- _TASK PROMPT_:
Filter the data below for the string "kind" and copy each matching line.

Entries from a dataset of interfaces
==============================

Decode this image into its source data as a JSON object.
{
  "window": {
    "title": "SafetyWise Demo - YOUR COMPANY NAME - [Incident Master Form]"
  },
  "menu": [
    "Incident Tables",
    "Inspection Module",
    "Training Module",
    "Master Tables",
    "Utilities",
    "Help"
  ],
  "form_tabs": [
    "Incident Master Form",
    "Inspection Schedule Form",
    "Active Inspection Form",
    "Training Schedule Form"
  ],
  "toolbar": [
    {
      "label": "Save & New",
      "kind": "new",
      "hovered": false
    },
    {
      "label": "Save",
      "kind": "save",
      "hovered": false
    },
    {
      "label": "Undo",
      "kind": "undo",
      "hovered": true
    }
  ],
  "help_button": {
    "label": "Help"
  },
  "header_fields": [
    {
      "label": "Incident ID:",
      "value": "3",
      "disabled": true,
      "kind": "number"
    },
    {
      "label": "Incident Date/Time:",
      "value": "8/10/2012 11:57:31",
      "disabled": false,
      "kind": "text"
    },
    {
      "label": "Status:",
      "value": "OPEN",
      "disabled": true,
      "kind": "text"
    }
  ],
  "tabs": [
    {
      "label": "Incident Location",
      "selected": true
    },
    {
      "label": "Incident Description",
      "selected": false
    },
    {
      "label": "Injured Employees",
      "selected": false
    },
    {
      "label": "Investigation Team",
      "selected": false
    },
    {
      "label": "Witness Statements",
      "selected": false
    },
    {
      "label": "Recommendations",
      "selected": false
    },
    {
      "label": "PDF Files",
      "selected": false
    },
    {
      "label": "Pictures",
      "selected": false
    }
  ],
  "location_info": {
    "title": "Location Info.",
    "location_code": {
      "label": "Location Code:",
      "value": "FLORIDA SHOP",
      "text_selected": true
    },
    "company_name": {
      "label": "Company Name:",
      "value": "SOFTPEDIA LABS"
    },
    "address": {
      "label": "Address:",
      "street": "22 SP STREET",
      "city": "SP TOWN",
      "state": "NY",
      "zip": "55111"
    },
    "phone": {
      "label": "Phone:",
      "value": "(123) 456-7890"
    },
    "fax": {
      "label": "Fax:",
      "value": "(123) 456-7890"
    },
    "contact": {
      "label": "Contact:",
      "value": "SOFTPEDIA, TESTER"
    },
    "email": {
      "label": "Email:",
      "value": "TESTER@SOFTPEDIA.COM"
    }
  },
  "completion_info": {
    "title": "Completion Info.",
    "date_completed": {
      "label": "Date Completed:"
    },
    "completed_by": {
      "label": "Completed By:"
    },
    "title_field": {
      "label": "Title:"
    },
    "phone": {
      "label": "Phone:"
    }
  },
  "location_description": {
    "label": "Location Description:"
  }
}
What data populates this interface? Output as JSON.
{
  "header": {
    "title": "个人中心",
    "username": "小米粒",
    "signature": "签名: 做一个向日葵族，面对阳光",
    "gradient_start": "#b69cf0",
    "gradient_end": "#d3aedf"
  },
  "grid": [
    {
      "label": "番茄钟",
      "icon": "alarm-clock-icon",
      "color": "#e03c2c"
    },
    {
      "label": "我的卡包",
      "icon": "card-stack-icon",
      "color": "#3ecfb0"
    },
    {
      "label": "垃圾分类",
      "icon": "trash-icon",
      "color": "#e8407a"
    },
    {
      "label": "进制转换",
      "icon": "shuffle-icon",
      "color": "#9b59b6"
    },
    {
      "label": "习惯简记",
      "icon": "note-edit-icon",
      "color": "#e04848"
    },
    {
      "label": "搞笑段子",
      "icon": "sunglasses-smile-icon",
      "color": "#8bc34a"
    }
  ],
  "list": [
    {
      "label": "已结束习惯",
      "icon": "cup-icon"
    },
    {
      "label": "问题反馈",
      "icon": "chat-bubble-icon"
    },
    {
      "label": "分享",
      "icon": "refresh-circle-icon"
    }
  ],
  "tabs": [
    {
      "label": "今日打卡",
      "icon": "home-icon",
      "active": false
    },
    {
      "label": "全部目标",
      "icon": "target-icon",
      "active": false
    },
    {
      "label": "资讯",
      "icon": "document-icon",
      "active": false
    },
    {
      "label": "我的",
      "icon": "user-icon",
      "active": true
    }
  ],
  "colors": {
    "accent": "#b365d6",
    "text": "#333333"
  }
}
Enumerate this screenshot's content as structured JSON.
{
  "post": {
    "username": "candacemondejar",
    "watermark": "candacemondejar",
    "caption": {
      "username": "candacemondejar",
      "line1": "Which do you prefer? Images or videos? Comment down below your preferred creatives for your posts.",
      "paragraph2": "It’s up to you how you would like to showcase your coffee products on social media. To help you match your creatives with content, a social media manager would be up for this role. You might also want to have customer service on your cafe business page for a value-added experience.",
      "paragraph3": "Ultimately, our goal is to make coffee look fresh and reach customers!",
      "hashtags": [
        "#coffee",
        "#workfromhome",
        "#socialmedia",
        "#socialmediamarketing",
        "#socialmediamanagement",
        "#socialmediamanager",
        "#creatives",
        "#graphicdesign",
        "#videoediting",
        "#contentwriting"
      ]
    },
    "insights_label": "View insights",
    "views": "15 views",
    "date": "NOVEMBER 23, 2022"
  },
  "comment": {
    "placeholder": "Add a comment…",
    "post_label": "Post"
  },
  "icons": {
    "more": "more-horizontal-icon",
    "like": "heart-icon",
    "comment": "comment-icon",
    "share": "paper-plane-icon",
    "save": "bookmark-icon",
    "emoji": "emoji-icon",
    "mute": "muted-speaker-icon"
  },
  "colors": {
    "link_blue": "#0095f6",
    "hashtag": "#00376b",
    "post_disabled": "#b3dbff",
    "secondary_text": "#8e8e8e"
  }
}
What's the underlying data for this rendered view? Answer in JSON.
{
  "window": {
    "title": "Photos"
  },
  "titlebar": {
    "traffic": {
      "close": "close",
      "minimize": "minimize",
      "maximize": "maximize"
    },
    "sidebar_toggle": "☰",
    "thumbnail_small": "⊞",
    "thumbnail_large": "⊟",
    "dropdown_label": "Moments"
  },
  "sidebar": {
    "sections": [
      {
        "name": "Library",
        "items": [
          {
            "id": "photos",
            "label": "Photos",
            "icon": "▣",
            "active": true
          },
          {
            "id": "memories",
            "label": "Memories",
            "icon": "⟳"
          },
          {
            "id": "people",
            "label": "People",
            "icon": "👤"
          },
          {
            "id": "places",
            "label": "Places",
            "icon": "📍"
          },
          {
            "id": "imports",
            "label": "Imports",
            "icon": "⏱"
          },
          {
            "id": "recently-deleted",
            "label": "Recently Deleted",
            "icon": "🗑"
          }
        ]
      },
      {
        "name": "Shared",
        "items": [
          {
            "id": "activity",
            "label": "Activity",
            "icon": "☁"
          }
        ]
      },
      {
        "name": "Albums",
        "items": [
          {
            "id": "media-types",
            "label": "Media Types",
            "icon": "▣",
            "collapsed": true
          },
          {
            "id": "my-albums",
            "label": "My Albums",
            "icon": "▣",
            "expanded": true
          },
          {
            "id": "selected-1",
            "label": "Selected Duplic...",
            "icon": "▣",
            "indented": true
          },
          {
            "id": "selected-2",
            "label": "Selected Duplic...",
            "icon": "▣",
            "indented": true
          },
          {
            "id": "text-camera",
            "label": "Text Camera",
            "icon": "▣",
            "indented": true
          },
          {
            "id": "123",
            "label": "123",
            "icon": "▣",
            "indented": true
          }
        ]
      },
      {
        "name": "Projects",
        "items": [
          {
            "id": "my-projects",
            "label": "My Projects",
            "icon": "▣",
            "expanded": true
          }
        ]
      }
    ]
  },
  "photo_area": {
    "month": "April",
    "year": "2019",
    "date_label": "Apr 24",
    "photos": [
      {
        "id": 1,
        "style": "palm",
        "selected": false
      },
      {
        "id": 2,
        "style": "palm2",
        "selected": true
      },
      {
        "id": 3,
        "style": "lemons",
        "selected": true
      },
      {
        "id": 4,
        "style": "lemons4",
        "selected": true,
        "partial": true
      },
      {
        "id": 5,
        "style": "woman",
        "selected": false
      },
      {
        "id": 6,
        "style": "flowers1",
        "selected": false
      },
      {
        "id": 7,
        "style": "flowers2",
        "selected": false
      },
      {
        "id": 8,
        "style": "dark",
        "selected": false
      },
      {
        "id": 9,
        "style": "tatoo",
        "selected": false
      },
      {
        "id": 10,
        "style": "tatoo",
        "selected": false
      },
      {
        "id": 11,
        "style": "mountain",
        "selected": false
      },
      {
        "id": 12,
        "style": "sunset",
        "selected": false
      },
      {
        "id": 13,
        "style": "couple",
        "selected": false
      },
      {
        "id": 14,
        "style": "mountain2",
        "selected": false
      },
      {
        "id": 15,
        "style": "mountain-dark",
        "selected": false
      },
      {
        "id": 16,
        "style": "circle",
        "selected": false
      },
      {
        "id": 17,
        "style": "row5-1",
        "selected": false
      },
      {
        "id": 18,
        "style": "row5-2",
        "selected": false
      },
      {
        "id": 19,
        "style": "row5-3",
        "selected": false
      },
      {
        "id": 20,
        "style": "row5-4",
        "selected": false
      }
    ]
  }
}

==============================

- _WRITTEN SOLUTION_:
      "kind": "new",
      "kind": "save",
      "kind": "undo",
      "kind": "number"
      "kind": "text"
      "kind": "text"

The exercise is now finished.